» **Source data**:
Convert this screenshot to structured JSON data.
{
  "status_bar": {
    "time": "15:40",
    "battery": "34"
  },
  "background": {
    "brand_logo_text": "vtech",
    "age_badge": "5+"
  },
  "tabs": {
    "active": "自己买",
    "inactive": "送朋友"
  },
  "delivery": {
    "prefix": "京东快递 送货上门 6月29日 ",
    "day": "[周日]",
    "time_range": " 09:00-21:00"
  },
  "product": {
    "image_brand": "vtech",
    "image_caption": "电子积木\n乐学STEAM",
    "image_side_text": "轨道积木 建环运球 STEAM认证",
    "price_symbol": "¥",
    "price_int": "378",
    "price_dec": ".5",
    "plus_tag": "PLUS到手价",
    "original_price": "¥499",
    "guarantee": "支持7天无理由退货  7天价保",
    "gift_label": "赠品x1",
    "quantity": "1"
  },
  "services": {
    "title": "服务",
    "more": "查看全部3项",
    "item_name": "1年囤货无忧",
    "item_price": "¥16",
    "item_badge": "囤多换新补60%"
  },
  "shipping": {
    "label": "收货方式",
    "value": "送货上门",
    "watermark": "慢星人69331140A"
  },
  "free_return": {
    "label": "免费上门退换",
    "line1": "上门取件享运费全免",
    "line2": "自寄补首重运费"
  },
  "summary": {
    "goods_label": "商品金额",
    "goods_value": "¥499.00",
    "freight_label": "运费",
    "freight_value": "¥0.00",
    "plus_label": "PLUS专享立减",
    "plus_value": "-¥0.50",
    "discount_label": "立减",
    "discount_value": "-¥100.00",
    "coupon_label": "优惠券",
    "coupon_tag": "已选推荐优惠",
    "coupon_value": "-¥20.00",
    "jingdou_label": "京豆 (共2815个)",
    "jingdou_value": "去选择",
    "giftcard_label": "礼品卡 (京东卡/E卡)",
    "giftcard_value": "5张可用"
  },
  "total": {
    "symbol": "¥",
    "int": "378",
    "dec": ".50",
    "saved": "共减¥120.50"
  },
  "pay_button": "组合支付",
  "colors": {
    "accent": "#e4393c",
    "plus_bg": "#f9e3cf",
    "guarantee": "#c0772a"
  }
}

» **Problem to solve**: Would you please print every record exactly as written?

» **Answer space**:
Convert this screenshot to structured JSON data.
{
  "status_bar": {
    "time": "15:40",
    "battery": "34"
  },
  "background": {
    "brand_logo_text": "vtech",
    "age_badge": "5+"
  },
  "tabs": {
    "active": "自己买",
    "inactive": "送朋友"
  },
  "delivery": {
    "prefix": "京东快递 送货上门 6月29日 ",
    "day": "[周日]",
    "time_range": " 09:00-21:00"
  },
  "product": {
    "image_brand": "vtech",
    "image_caption": "电子积木\n乐学STEAM",
    "image_side_text": "轨道积木 建环运球 STEAM认证",
    "price_symbol": "¥",
    "price_int": "378",
    "price_dec": ".5",
    "plus_tag": "PLUS到手价",
    "original_price": "¥499",
    "guarantee": "支持7天无理由退货  7天价保",
    "gift_label": "赠品x1",
    "quantity": "1"
  },
  "services": {
    "title": "服务",
    "more": "查看全部3项",
    "item_name": "1年囤货无忧",
    "item_price": "¥16",
    "item_badge": "囤多换新补60%"
  },
  "shipping": {
    "label": "收货方式",
    "value": "送货上门",
    "watermark": "慢星人69331140A"
  },
  "free_return": {
    "label": "免费上门退换",
    "line1": "上门取件享运费全免",
    "line2": "自寄补首重运费"
  },
  "summary": {
    "goods_label": "商品金额",
    "goods_value": "¥499.00",
    "freight_label": "运费",
    "freight_value": "¥0.00",
    "plus_label": "PLUS专享立减",
    "plus_value": "-¥0.50",
    "discount_label": "立减",
    "discount_value": "-¥100.00",
    "coupon_label": "优惠券",
    "coupon_tag": "已选推荐优惠",
    "coupon_value": "-¥20.00",
    "jingdou_label": "京豆 (共2815个)",
    "jingdou_value": "去选择",
    "giftcard_label": "礼品卡 (京东卡/E卡)",
    "giftcard_value": "5张可用"
  },
  "total": {
    "symbol": "¥",
    "int": "378",
    "dec": ".50",
    "saved": "共减¥120.50"
  },
  "pay_button": "组合支付",
  "colors": {
    "accent": "#e4393c",
    "plus_bg": "#f9e3cf",
    "guarantee": "#c0772a"
  }
}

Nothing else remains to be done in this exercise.